First though, it's important to know what the terms AR and VR represent. The difference between the two is simple - in VR, you wear a headset and "enter" a virtual world. You don't see elements from the real world, just the computer generated space you're in. With AR, you bring the digital into the real world, combining one with the other. So an app that lets you select furniture, and then place it in your living room to see what it looks like in your house, for example, is augmented reality, while an app that provides a 3D model of a house that you can look around in to see what the building looks like is an example of a virtual reality application. One of the problems with VR is that you need some kind of headset - at least a basic Google Cardboard headset. AR experiences typically work right off your phone, or sometimes, off your computer, though more advanced ones may require specialised equipment like glasses.
Here’s a non-comprehensive list of Indian companies that offer AR experiences to customers. We've tried these out to make sure they work well.
The company was one of the early entrants into the AR space, but it's continued to evolve its offering, and when we tested it while researching this article, we were really impressed by how powerful the experience is, and how easy the guided setup was. The Lenskart app and website both support the '3D Try On' feature. How it works is simple - give Lenskart access to your camera, and it'll show you what a frame looks like on your face.
That's pretty basic, but what Lenskart does is records your face from multiple angles - there's a short setup required where you follow onscreen prompts to look left and right, letting it map your face - and then when you "try" on a frame, you can swipe on the image to turn your head to the left and right as well, to get a view of the glasses from different angles. The frames are aligned impeccably, and the experience was pretty smooth and powerful in our experience.

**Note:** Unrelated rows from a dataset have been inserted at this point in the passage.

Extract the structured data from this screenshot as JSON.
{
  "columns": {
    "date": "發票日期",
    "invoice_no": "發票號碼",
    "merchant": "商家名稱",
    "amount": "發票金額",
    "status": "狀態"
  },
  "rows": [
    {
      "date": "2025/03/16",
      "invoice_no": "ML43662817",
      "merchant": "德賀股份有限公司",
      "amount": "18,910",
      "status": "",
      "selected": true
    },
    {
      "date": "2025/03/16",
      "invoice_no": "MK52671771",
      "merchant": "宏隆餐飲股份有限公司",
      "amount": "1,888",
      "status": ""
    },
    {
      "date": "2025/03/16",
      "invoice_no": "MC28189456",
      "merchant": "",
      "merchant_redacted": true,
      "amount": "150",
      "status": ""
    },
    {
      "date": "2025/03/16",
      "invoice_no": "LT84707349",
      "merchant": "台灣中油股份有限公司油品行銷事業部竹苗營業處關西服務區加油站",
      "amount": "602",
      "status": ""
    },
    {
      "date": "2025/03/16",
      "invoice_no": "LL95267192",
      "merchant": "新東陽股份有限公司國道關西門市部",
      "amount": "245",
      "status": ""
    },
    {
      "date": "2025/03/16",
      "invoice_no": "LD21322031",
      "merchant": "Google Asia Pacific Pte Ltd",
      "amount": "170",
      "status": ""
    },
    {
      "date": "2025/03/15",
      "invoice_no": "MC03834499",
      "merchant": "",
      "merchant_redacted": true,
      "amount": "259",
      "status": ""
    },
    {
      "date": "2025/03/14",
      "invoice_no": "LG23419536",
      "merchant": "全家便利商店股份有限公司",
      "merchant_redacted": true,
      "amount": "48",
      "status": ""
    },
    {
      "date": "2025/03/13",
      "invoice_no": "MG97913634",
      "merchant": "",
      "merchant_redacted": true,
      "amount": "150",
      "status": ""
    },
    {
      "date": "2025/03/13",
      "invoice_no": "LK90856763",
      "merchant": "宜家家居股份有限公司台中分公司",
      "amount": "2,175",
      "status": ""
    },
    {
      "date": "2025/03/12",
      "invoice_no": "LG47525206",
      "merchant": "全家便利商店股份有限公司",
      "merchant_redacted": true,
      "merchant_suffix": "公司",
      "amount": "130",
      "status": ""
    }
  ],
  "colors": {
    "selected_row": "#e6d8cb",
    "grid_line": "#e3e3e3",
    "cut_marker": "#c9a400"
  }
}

Like Lenskart, CaratLane also lets you try on its products when shopping. Unfortunately, it won’t work on your computer and it doesn't work directly from the CaratLane app either. In addition to the CaratLane app, you need to install the Virtual Try On (VTO) app from CaratLane onto your phone to see your virtual self.

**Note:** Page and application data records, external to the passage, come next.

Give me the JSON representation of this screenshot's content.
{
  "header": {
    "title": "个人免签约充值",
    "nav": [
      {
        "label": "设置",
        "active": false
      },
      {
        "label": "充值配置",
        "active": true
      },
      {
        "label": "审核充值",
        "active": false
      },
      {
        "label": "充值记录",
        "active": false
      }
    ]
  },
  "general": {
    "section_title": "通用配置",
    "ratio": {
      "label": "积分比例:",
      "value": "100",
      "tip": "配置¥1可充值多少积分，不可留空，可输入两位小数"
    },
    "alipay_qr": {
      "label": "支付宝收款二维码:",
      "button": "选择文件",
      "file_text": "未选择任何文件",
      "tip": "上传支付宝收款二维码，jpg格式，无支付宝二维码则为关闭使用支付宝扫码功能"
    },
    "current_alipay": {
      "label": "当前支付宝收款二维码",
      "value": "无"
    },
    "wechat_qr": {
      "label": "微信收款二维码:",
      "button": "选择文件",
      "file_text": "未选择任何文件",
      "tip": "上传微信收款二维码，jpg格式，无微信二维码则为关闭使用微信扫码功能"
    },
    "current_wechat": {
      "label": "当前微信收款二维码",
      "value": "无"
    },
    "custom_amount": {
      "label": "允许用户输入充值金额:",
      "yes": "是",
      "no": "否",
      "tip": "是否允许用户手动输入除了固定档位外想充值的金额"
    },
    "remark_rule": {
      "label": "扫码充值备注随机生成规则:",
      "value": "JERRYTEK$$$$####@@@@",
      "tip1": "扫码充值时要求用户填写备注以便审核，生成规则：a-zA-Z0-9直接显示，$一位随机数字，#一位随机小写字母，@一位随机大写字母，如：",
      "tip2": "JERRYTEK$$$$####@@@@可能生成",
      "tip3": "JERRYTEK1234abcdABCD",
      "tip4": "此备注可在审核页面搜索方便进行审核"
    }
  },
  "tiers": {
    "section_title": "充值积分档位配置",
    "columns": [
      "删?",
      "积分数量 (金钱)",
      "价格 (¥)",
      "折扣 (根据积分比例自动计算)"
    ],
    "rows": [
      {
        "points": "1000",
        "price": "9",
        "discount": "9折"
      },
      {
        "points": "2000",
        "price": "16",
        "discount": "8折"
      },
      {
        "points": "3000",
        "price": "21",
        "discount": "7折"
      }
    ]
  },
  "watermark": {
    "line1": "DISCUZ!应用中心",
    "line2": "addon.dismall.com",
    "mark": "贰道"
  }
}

Using the VTO app is pretty straightforward but for first time, you’ll need to set it up. Frame your face in the camera view, turn left and right, and then place the markers for where earrings go in, and you're good to go. Look for things in the CaratLane app, and once you find something you like, you can see it modelled against your face. Getting started is a little cumbersome compared to the same setup on the Lenskart app, but otherwise the overall experience was good, and the placement of the products works really well, so you can get a good sense of what it's like before you spend any money.
We recently wrote about Makaan adding its AR feature MakaanView, which allows you to look for houses simply by moving your phone around to look at the world around you. The app has a number of other cool features, but the AR feature is actually something we quite liked.

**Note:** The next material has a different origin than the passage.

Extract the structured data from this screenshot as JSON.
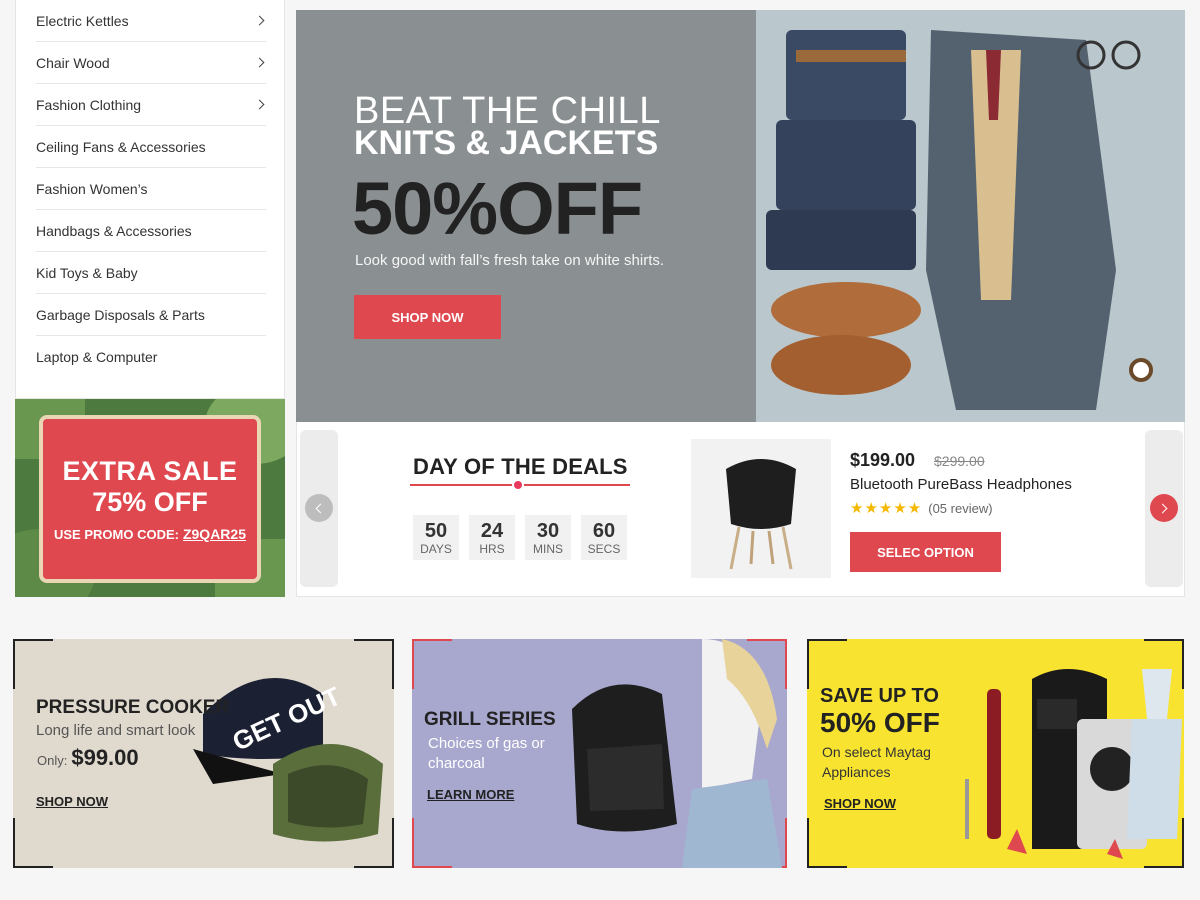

When you look for nearby properties, the phone goes into camera view, and you can point the phone at a tower to see how many units are available for rent in the building, for example. If you've narrowed down on the locality you're interested in renting or buying in, then this can be a clever way to quickly find available options, and to see whether you like the ones on offer or not.
4. SIB Mirror
The South Indian Bank is doing a number of interesting things in the app, such as physical gestures and patterns, detailed reports, and easy P2P transfers. In terms of AR, it has a very simple feature that other banks should copy - an ATM and branch finder. This shows you a list view, with locations and distances, and tapping the augmented reality button switches to a camera overlay, showing you exactly where the ATMs are.
If you've ever been stuck outside a big complex and can't find the ATM, and there's no one nearby that you can ask, then you know exactly why something like this could be useful, as it'll help you pinpoint where you've got to go.
The great granddaddy of Indian comics, Tinkle holds a special place in the heart of many Indians. The comic is an institution, and in many ways, it stays true to its classic style and sense of humour. That doesn't mean that the comic is stuck in the past though.
Tinkle has integrated with augmented reality, so you can do things like scan your copy of the comic book to play games on your phone, or see bonus content. To do all this, you have to download theBlippar app, and then scan tags and images in the comic using the app.
These are five Indian apps making use of AR that we tried and liked. What apps have you used? Tell us, and the other readers, via the comments below.